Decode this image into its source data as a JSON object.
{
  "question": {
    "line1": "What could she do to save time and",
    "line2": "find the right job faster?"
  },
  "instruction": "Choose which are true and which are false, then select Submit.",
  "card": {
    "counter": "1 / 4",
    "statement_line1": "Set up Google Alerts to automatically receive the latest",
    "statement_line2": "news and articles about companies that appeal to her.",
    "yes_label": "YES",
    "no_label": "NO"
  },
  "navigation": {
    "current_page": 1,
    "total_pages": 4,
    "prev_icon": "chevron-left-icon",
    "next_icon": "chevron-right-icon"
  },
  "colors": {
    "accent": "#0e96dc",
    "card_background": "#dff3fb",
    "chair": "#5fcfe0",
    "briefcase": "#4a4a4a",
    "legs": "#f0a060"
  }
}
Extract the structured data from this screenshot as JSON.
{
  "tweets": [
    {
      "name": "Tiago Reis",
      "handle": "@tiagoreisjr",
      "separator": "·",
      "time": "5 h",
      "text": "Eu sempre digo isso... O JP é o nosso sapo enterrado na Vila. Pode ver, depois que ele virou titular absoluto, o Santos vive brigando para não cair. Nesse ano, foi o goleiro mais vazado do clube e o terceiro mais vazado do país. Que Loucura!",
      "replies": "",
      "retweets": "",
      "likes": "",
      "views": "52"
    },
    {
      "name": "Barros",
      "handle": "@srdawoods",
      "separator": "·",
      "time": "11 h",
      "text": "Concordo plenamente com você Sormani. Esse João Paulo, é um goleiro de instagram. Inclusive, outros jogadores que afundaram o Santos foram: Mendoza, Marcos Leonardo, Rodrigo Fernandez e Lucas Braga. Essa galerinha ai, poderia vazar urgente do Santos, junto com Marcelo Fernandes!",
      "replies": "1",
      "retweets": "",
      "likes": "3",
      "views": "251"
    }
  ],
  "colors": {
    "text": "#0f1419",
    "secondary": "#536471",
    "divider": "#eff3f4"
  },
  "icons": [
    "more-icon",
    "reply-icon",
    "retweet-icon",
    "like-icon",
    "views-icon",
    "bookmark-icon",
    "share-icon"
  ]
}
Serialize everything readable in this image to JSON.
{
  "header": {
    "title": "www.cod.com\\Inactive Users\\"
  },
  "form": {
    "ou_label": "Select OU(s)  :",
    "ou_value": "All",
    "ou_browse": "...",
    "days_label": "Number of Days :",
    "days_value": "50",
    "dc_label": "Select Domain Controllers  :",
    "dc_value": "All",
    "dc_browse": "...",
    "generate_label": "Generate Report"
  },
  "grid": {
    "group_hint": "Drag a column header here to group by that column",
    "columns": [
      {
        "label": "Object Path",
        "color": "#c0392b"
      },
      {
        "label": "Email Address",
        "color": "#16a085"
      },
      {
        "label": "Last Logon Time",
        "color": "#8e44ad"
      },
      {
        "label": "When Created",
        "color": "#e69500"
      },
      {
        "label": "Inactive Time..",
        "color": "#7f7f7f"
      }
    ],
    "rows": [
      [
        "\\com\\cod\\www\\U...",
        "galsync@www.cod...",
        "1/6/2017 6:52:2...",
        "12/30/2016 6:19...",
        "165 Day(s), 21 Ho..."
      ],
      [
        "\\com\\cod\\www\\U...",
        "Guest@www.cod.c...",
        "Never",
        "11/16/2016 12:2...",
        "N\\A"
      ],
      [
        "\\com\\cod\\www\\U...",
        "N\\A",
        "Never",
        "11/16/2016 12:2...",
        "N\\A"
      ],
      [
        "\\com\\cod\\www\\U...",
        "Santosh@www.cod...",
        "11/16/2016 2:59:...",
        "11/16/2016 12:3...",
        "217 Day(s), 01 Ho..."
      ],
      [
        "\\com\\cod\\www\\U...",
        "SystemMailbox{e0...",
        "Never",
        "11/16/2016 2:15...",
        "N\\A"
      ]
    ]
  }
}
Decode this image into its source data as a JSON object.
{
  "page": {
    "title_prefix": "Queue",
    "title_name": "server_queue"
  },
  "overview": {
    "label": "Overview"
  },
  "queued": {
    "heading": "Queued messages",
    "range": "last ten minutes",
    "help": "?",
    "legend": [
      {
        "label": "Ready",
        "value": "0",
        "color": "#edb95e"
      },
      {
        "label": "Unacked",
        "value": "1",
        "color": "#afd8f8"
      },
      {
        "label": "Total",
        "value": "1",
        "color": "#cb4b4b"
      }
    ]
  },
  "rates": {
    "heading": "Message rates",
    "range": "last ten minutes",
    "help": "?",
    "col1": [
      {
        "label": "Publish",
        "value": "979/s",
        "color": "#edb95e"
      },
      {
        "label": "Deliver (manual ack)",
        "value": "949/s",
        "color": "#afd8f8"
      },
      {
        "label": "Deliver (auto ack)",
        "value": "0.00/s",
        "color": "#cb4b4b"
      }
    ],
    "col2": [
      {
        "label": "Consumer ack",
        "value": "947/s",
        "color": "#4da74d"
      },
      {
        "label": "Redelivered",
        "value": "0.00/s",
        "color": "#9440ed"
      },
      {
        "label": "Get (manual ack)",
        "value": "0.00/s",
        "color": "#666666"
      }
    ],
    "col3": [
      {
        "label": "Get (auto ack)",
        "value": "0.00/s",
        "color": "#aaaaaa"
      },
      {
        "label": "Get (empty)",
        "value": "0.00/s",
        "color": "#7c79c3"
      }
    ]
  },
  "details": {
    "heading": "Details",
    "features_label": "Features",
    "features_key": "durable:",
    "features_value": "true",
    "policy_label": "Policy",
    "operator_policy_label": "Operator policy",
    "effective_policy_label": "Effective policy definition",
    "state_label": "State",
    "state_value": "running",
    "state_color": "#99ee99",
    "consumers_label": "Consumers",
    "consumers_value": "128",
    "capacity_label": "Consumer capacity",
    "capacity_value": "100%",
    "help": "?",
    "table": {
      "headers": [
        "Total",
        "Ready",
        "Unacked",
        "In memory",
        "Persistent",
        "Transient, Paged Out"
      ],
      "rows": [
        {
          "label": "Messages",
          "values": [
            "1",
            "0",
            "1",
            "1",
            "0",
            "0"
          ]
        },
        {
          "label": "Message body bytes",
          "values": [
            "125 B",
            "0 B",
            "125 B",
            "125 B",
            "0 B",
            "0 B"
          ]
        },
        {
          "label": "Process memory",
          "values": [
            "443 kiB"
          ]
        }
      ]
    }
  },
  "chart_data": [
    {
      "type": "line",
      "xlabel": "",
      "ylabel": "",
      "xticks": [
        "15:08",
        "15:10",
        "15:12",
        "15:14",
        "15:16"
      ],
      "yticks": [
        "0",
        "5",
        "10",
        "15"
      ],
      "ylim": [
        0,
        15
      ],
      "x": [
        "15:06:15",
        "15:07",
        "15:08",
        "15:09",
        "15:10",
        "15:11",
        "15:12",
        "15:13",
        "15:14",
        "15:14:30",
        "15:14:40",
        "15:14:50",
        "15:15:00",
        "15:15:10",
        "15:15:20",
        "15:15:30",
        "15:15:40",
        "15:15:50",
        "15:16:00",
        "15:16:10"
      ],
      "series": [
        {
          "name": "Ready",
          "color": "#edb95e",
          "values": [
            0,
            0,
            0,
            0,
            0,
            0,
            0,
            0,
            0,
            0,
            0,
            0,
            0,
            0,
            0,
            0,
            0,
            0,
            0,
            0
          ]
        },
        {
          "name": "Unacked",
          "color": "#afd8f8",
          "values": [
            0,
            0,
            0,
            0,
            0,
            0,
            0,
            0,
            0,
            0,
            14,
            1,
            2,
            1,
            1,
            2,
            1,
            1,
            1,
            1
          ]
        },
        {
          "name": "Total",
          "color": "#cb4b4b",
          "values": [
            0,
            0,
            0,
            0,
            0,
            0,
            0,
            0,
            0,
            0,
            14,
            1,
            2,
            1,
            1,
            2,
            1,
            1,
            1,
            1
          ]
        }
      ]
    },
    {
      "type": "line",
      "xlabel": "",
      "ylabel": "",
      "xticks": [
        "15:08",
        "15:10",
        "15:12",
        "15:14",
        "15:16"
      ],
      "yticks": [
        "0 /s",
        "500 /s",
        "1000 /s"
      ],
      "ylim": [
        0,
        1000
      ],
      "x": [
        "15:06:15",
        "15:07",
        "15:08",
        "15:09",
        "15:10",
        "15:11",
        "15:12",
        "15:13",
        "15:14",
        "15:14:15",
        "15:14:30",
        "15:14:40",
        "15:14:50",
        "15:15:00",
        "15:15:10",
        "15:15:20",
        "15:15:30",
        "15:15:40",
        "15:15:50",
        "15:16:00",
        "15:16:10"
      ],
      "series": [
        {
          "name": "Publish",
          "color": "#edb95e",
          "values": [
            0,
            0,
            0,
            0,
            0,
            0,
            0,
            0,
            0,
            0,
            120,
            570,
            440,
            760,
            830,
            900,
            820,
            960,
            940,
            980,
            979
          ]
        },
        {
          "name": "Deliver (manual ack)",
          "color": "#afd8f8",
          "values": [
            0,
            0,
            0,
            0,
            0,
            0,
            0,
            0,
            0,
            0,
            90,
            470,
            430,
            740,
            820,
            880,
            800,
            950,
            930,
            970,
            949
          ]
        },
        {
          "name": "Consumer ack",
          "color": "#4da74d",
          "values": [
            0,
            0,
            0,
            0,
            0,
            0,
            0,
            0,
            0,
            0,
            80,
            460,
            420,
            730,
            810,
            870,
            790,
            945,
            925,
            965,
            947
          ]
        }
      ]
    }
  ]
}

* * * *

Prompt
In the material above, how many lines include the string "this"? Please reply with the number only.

Result
4